As you print the data below, keep every line exactly as it is and leave the images behind.

(Entries from a dataset of interfaces)
═══
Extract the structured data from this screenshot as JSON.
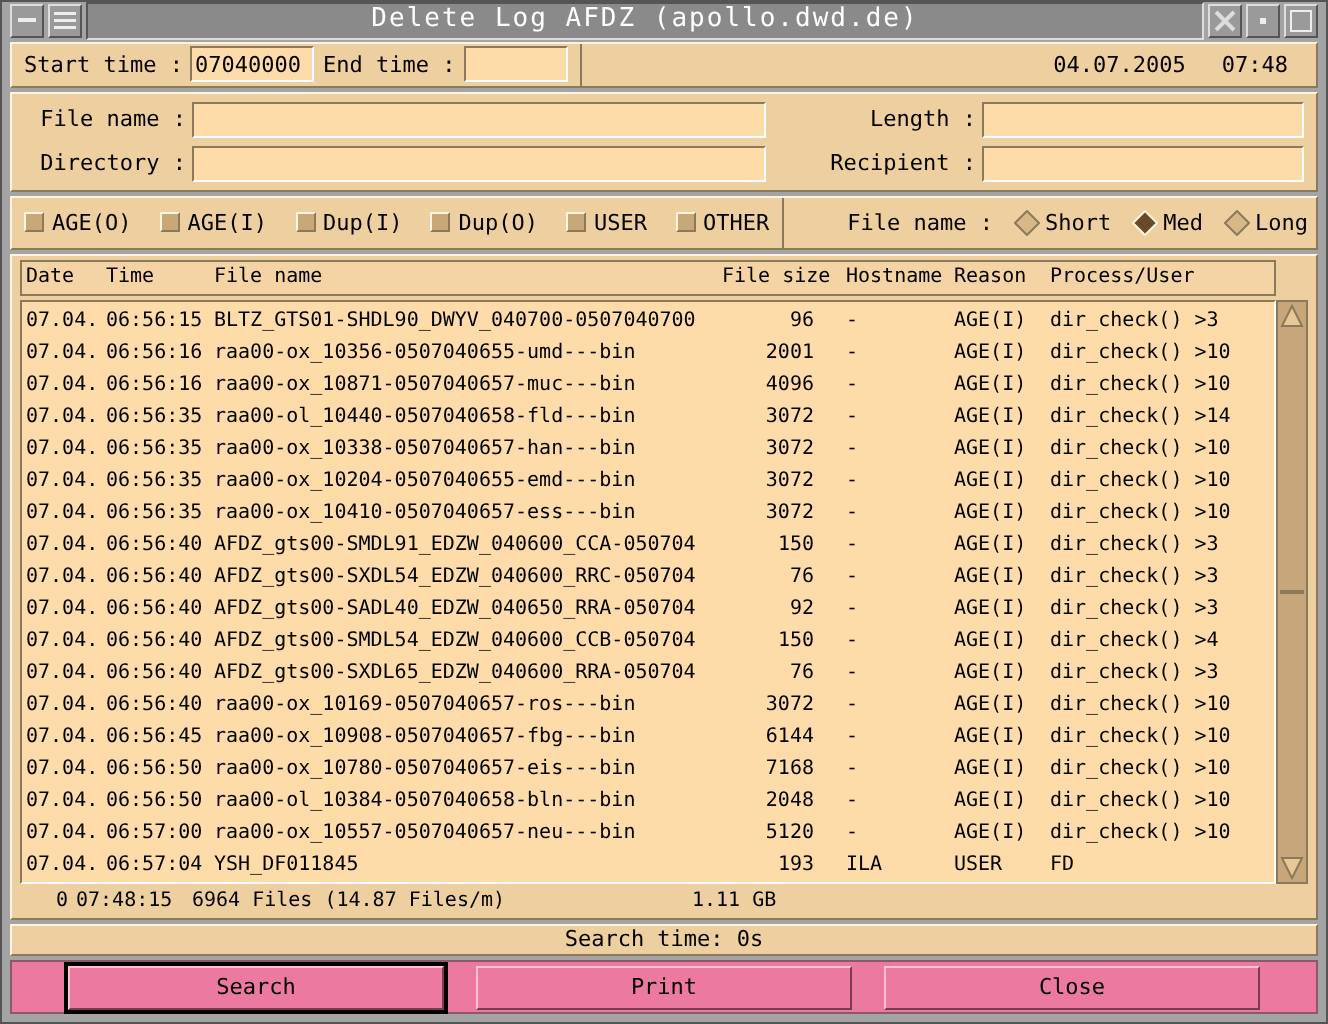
{
  "window": {
    "title": "Delete Log AFDZ (apollo.dwd.de)"
  },
  "time_filter": {
    "start_label": "Start time :",
    "start_value": "07040000",
    "end_label": "End time :",
    "date": "04.07.2005",
    "time": "07:48"
  },
  "fields": [
    {
      "label": "File name :"
    },
    {
      "label": "Length :"
    },
    {
      "label": "Directory :"
    },
    {
      "label": "Recipient :"
    }
  ],
  "reasons": [
    {
      "label": "AGE(O)",
      "checked": false
    },
    {
      "label": "AGE(I)",
      "checked": false
    },
    {
      "label": "Dup(I)",
      "checked": false
    },
    {
      "label": "Dup(O)",
      "checked": false
    },
    {
      "label": "USER",
      "checked": false
    },
    {
      "label": "OTHER",
      "checked": false
    }
  ],
  "file_name_mode": {
    "label": "File name :",
    "options": [
      {
        "label": "Short",
        "selected": false
      },
      {
        "label": "Med",
        "selected": true
      },
      {
        "label": "Long",
        "selected": false
      }
    ]
  },
  "table": {
    "columns": [
      "Date",
      "Time",
      "File name",
      "File size",
      "Hostname",
      "Reason",
      "Process/User"
    ],
    "rows": [
      [
        "07.04.",
        "06:56:15",
        "BLTZ_GTS01-SHDL90_DWYV_040700-0507040700",
        "96",
        "-",
        "AGE(I)",
        "dir_check() >3"
      ],
      [
        "07.04.",
        "06:56:16",
        "raa00-ox_10356-0507040655-umd---bin",
        "2001",
        "-",
        "AGE(I)",
        "dir_check() >10"
      ],
      [
        "07.04.",
        "06:56:16",
        "raa00-ox_10871-0507040657-muc---bin",
        "4096",
        "-",
        "AGE(I)",
        "dir_check() >10"
      ],
      [
        "07.04.",
        "06:56:35",
        "raa00-ol_10440-0507040658-fld---bin",
        "3072",
        "-",
        "AGE(I)",
        "dir_check() >14"
      ],
      [
        "07.04.",
        "06:56:35",
        "raa00-ox_10338-0507040657-han---bin",
        "3072",
        "-",
        "AGE(I)",
        "dir_check() >10"
      ],
      [
        "07.04.",
        "06:56:35",
        "raa00-ox_10204-0507040655-emd---bin",
        "3072",
        "-",
        "AGE(I)",
        "dir_check() >10"
      ],
      [
        "07.04.",
        "06:56:35",
        "raa00-ox_10410-0507040657-ess---bin",
        "3072",
        "-",
        "AGE(I)",
        "dir_check() >10"
      ],
      [
        "07.04.",
        "06:56:40",
        "AFDZ_gts00-SMDL91_EDZW_040600_CCA-050704",
        "150",
        "-",
        "AGE(I)",
        "dir_check() >3"
      ],
      [
        "07.04.",
        "06:56:40",
        "AFDZ_gts00-SXDL54_EDZW_040600_RRC-050704",
        "76",
        "-",
        "AGE(I)",
        "dir_check() >3"
      ],
      [
        "07.04.",
        "06:56:40",
        "AFDZ_gts00-SADL40_EDZW_040650_RRA-050704",
        "92",
        "-",
        "AGE(I)",
        "dir_check() >3"
      ],
      [
        "07.04.",
        "06:56:40",
        "AFDZ_gts00-SMDL54_EDZW_040600_CCB-050704",
        "150",
        "-",
        "AGE(I)",
        "dir_check() >4"
      ],
      [
        "07.04.",
        "06:56:40",
        "AFDZ_gts00-SXDL65_EDZW_040600_RRA-050704",
        "76",
        "-",
        "AGE(I)",
        "dir_check() >3"
      ],
      [
        "07.04.",
        "06:56:40",
        "raa00-ox_10169-0507040657-ros---bin",
        "3072",
        "-",
        "AGE(I)",
        "dir_check() >10"
      ],
      [
        "07.04.",
        "06:56:45",
        "raa00-ox_10908-0507040657-fbg---bin",
        "6144",
        "-",
        "AGE(I)",
        "dir_check() >10"
      ],
      [
        "07.04.",
        "06:56:50",
        "raa00-ox_10780-0507040657-eis---bin",
        "7168",
        "-",
        "AGE(I)",
        "dir_check() >10"
      ],
      [
        "07.04.",
        "06:56:50",
        "raa00-ol_10384-0507040658-bln---bin",
        "2048",
        "-",
        "AGE(I)",
        "dir_check() >10"
      ],
      [
        "07.04.",
        "06:57:00",
        "raa00-ox_10557-0507040657-neu---bin",
        "5120",
        "-",
        "AGE(I)",
        "dir_check() >10"
      ],
      [
        "07.04.",
        "06:57:04",
        "YSH_DF011845",
        "193",
        "ILA",
        "USER",
        "FD"
      ]
    ]
  },
  "summary": {
    "count": "0",
    "time": "07:48:15",
    "files": "6964 Files (14.87 Files/m)",
    "size": "1.11 GB"
  },
  "search_time": "Search time: 0s",
  "buttons": [
    {
      "label": "Search",
      "selected": true
    },
    {
      "label": "Print",
      "selected": false
    },
    {
      "label": "Close",
      "selected": false
    }
  ]
}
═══
● **Finished exercise**
Extract the structured data from this screenshot as JSON.
{
  "window": {
    "title": "Delete Log AFDZ (apollo.dwd.de)"
  },
  "time_filter": {
    "start_label": "Start time :",
    "start_value": "07040000",
    "end_label": "End time :",
    "date": "04.07.2005",
    "time": "07:48"
  },
  "fields": [
    {
      "label": "File name :"
    },
    {
      "label": "Length :"
    },
    {
      "label": "Directory :"
    },
    {
      "label": "Recipient :"
    }
  ],
  "reasons": [
    {
      "label": "AGE(O)",
      "checked": false
    },
    {
      "label": "AGE(I)",
      "checked": false
    },
    {
      "label": "Dup(I)",
      "checked": false
    },
    {
      "label": "Dup(O)",
      "checked": false
    },
    {
      "label": "USER",
      "checked": false
    },
    {
      "label": "OTHER",
      "checked": false
    }
  ],
  "file_name_mode": {
    "label": "File name :",
    "options": [
      {
        "label": "Short",
        "selected": false
      },
      {
        "label": "Med",
        "selected": true
      },
      {
        "label": "Long",
        "selected": false
      }
    ]
  },
  "table": {
    "columns": [
      "Date",
      "Time",
      "File name",
      "File size",
      "Hostname",
      "Reason",
      "Process/User"
    ],
    "rows": [
      [
        "07.04.",
        "06:56:15",
        "BLTZ_GTS01-SHDL90_DWYV_040700-0507040700",
        "96",
        "-",
        "AGE(I)",
        "dir_check() >3"
      ],
      [
        "07.04.",
        "06:56:16",
        "raa00-ox_10356-0507040655-umd---bin",
        "2001",
        "-",
        "AGE(I)",
        "dir_check() >10"
      ],
      [
        "07.04.",
        "06:56:16",
        "raa00-ox_10871-0507040657-muc---bin",
        "4096",
        "-",
        "AGE(I)",
        "dir_check() >10"
      ],
      [
        "07.04.",
        "06:56:35",
        "raa00-ol_10440-0507040658-fld---bin",
        "3072",
        "-",
        "AGE(I)",
        "dir_check() >14"
      ],
      [
        "07.04.",
        "06:56:35",
        "raa00-ox_10338-0507040657-han---bin",
        "3072",
        "-",
        "AGE(I)",
        "dir_check() >10"
      ],
      [
        "07.04.",
        "06:56:35",
        "raa00-ox_10204-0507040655-emd---bin",
        "3072",
        "-",
        "AGE(I)",
        "dir_check() >10"
      ],
      [
        "07.04.",
        "06:56:35",
        "raa00-ox_10410-0507040657-ess---bin",
        "3072",
        "-",
        "AGE(I)",
        "dir_check() >10"
      ],
      [
        "07.04.",
        "06:56:40",
        "AFDZ_gts00-SMDL91_EDZW_040600_CCA-050704",
        "150",
        "-",
        "AGE(I)",
        "dir_check() >3"
      ],
      [
        "07.04.",
        "06:56:40",
        "AFDZ_gts00-SXDL54_EDZW_040600_RRC-050704",
        "76",
        "-",
        "AGE(I)",
        "dir_check() >3"
      ],
      [
        "07.04.",
        "06:56:40",
        "AFDZ_gts00-SADL40_EDZW_040650_RRA-050704",
        "92",
        "-",
        "AGE(I)",
        "dir_check() >3"
      ],
      [
        "07.04.",
        "06:56:40",
        "AFDZ_gts00-SMDL54_EDZW_040600_CCB-050704",
        "150",
        "-",
        "AGE(I)",
        "dir_check() >4"
      ],
      [
        "07.04.",
        "06:56:40",
        "AFDZ_gts00-SXDL65_EDZW_040600_RRA-050704",
        "76",
        "-",
        "AGE(I)",
        "dir_check() >3"
      ],
      [
        "07.04.",
        "06:56:40",
        "raa00-ox_10169-0507040657-ros---bin",
        "3072",
        "-",
        "AGE(I)",
        "dir_check() >10"
      ],
      [
        "07.04.",
        "06:56:45",
        "raa00-ox_10908-0507040657-fbg---bin",
        "6144",
        "-",
        "AGE(I)",
        "dir_check() >10"
      ],
      [
        "07.04.",
        "06:56:50",
        "raa00-ox_10780-0507040657-eis---bin",
        "7168",
        "-",
        "AGE(I)",
        "dir_check() >10"
      ],
      [
        "07.04.",
        "06:56:50",
        "raa00-ol_10384-0507040658-bln---bin",
        "2048",
        "-",
        "AGE(I)",
        "dir_check() >10"
      ],
      [
        "07.04.",
        "06:57:00",
        "raa00-ox_10557-0507040657-neu---bin",
        "5120",
        "-",
        "AGE(I)",
        "dir_check() >10"
      ],
      [
        "07.04.",
        "06:57:04",
        "YSH_DF011845",
        "193",
        "ILA",
        "USER",
        "FD"
      ]
    ]
  },
  "summary": {
    "count": "0",
    "time": "07:48:15",
    "files": "6964 Files (14.87 Files/m)",
    "size": "1.11 GB"
  },
  "search_time": "Search time: 0s",
  "buttons": [
    {
      "label": "Search",
      "selected": true
    },
    {
      "label": "Print",
      "selected": false
    },
    {
      "label": "Close",
      "selected": false
    }
  ]
}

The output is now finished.